### Work required
Copy out each line of the data that holds the word "title".

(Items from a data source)
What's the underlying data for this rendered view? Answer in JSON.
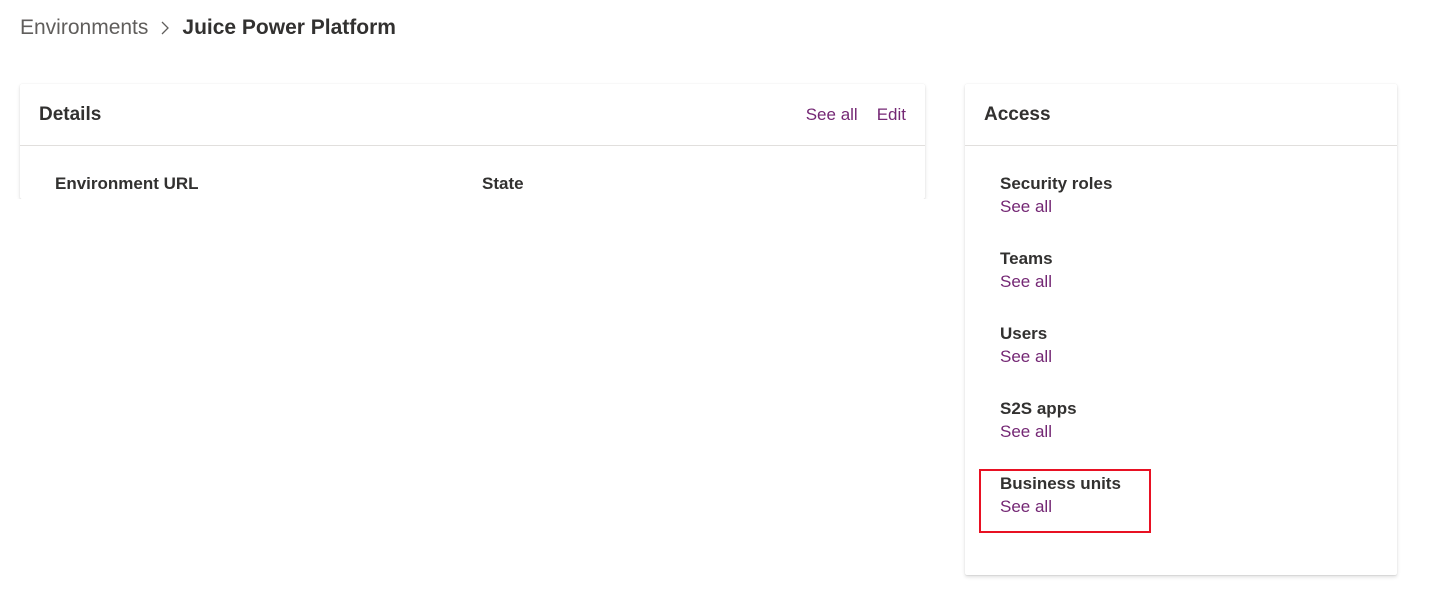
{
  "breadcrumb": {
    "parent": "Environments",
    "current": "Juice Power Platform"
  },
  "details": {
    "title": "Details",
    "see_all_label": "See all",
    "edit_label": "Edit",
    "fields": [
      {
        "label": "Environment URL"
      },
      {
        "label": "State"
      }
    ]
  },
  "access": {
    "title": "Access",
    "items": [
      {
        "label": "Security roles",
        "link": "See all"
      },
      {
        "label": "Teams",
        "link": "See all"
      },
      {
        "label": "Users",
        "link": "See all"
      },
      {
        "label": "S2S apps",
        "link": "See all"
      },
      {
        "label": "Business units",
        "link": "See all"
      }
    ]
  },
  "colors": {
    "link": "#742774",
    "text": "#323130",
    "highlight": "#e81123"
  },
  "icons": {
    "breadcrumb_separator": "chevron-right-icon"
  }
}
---
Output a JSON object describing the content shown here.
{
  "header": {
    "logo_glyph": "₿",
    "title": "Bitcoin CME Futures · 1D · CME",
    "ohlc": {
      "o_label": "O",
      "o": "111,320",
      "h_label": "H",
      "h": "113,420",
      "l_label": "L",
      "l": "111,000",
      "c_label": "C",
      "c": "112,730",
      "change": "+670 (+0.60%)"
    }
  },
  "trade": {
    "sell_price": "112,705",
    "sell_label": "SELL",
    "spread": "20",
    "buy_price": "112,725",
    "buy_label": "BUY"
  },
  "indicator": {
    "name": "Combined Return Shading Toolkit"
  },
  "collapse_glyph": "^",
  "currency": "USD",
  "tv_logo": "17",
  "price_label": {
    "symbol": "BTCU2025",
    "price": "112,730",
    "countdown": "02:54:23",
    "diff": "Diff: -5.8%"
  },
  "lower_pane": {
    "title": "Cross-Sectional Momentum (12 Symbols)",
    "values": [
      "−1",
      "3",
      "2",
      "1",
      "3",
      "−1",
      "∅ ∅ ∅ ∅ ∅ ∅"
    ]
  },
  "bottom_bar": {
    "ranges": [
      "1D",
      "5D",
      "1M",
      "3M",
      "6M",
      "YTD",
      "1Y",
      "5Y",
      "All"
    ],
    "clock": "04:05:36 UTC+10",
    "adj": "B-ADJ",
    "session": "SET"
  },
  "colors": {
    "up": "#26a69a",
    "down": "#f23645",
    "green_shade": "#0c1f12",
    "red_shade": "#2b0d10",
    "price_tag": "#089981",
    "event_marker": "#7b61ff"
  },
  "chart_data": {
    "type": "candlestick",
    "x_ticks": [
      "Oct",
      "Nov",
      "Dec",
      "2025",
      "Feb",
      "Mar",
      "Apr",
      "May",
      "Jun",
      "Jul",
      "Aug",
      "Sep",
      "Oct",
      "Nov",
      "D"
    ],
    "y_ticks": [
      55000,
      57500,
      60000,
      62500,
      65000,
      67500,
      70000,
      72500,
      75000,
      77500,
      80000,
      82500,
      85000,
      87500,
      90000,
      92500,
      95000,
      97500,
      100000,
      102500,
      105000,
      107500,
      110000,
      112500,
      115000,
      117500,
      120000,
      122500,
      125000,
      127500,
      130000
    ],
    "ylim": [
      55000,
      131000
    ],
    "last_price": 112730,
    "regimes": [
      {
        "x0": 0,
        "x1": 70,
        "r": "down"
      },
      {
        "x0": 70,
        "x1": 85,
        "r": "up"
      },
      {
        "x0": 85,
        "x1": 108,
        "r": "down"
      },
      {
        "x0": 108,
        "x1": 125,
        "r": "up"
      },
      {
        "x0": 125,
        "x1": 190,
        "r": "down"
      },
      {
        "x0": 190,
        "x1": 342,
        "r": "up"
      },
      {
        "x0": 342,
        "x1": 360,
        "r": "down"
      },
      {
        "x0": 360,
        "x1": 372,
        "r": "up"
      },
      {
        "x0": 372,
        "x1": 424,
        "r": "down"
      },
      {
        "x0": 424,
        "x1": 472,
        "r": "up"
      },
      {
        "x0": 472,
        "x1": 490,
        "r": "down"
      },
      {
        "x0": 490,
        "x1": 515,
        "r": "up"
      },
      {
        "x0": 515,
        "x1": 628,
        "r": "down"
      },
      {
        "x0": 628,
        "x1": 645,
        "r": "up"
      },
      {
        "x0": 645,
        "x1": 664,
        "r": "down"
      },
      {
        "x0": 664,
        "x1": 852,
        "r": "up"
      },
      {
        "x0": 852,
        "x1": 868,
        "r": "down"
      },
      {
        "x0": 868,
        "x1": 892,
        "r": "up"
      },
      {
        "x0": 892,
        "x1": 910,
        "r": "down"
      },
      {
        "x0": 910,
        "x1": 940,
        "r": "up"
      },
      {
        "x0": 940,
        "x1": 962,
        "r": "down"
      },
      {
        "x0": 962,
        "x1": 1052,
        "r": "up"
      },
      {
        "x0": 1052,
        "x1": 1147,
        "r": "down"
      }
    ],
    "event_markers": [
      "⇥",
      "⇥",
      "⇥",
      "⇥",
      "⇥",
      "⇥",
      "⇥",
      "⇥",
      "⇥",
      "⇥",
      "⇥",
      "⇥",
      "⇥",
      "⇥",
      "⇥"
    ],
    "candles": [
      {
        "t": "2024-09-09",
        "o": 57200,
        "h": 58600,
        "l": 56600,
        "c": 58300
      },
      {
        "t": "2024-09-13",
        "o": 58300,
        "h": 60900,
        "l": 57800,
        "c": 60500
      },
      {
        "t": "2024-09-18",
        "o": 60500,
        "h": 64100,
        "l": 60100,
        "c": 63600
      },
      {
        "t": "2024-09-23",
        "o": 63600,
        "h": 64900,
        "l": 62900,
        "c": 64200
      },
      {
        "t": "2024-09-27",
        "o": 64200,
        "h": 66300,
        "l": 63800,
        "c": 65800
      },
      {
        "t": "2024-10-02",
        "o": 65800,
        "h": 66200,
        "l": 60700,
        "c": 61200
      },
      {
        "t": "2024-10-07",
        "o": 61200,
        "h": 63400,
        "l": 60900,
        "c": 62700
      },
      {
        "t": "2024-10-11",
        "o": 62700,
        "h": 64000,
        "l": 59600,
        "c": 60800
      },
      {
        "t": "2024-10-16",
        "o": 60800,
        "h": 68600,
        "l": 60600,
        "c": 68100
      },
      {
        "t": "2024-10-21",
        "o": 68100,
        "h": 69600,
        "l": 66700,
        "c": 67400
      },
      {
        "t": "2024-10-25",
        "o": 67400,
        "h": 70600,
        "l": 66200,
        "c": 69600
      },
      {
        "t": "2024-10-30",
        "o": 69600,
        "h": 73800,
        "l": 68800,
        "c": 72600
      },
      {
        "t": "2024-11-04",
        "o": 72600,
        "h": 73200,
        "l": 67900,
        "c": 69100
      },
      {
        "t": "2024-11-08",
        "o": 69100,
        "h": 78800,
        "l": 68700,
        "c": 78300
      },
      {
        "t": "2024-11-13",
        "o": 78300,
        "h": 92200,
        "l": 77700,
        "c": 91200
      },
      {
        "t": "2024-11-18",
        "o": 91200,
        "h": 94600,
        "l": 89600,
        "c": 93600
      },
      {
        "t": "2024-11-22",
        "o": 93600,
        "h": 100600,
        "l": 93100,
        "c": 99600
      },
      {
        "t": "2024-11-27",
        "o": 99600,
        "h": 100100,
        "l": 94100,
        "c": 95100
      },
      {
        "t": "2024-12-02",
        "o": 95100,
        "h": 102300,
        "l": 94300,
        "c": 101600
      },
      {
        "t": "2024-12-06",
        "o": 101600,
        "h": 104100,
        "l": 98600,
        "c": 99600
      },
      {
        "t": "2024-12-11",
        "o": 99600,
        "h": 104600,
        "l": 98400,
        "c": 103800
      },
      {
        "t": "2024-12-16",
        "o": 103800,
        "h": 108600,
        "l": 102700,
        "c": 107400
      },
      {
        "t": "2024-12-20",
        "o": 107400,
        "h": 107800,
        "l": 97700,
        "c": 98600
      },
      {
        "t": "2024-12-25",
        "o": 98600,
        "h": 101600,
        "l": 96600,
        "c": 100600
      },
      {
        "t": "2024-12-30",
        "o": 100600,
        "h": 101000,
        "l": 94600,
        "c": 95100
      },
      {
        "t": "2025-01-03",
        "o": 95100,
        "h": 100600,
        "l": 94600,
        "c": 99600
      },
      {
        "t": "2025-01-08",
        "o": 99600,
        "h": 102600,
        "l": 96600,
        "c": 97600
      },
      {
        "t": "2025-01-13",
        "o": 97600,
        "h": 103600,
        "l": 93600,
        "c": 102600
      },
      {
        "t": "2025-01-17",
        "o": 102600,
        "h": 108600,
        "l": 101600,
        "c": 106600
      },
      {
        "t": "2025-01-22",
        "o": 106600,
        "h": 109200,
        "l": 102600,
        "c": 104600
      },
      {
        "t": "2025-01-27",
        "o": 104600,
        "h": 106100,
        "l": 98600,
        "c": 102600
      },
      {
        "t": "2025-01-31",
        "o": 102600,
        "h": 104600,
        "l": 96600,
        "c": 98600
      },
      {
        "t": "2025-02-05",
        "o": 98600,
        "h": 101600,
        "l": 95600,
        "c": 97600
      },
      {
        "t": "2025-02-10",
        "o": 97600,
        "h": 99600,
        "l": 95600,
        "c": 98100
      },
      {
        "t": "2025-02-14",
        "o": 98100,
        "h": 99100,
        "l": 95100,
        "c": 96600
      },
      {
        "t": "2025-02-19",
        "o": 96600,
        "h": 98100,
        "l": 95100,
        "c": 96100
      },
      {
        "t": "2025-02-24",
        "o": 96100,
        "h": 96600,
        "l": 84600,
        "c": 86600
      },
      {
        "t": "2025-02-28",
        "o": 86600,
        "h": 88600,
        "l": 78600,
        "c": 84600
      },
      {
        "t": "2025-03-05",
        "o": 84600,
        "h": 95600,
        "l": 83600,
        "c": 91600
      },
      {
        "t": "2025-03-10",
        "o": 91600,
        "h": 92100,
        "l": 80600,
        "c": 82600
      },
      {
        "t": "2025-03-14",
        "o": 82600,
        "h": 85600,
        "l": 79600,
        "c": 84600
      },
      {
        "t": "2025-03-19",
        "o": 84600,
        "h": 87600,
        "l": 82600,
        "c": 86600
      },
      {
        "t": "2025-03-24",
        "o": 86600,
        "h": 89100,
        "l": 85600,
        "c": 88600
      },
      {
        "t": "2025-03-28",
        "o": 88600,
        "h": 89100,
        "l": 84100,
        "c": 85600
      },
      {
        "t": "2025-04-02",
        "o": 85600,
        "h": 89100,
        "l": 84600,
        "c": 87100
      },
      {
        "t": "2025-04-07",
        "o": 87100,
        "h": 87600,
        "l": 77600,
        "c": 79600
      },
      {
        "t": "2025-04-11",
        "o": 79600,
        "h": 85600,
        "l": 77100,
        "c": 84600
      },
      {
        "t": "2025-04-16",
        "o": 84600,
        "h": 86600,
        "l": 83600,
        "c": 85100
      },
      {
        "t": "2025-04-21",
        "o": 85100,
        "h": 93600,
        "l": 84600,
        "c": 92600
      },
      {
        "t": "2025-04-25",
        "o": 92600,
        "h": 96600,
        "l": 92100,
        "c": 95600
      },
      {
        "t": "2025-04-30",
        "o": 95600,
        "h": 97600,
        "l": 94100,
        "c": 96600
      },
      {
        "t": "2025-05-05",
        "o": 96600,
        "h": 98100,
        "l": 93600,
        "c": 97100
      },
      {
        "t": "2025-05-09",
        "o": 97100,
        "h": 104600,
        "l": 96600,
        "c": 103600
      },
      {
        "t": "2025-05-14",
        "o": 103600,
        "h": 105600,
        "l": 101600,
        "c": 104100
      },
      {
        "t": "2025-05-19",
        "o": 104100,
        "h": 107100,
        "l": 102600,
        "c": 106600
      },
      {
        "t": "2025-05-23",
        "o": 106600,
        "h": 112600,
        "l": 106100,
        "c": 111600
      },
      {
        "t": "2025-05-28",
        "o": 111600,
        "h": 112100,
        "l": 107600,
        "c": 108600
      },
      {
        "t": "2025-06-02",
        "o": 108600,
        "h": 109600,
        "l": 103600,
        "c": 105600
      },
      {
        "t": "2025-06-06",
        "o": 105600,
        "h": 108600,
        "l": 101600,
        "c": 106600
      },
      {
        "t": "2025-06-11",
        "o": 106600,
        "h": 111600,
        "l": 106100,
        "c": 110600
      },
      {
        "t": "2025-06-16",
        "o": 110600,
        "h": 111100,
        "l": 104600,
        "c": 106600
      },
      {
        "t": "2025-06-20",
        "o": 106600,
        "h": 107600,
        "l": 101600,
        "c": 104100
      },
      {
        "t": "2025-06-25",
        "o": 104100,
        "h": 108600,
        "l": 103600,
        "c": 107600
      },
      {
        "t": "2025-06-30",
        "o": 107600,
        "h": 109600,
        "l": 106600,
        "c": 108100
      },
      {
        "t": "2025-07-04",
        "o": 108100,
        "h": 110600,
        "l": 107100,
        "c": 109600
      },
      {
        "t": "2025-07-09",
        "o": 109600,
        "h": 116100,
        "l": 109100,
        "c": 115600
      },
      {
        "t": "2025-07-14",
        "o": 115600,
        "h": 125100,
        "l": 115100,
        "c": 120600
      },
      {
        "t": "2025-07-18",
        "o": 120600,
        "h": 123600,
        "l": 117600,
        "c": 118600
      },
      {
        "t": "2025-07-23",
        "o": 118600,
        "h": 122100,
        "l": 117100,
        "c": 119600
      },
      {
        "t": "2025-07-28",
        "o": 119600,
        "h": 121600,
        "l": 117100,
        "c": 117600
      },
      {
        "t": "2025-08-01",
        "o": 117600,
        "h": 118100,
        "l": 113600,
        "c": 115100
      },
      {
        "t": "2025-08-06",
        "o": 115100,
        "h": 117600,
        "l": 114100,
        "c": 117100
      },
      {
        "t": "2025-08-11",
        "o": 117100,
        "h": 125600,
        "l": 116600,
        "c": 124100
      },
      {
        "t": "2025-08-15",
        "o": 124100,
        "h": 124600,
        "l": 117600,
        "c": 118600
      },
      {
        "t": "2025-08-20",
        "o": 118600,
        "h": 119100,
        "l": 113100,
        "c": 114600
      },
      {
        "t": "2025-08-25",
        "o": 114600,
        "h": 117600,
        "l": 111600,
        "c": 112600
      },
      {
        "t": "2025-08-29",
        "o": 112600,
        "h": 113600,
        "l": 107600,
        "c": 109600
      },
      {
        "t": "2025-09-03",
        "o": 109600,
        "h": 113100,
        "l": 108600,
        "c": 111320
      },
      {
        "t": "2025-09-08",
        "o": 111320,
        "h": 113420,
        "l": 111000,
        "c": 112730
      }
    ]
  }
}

### Written solution
    "title": "Details",
    "title": "Access",
    "title": "Bitcoin CME Futures · 1D · CME",
    "title": "Cross-Sectional Momentum (12 Symbols)",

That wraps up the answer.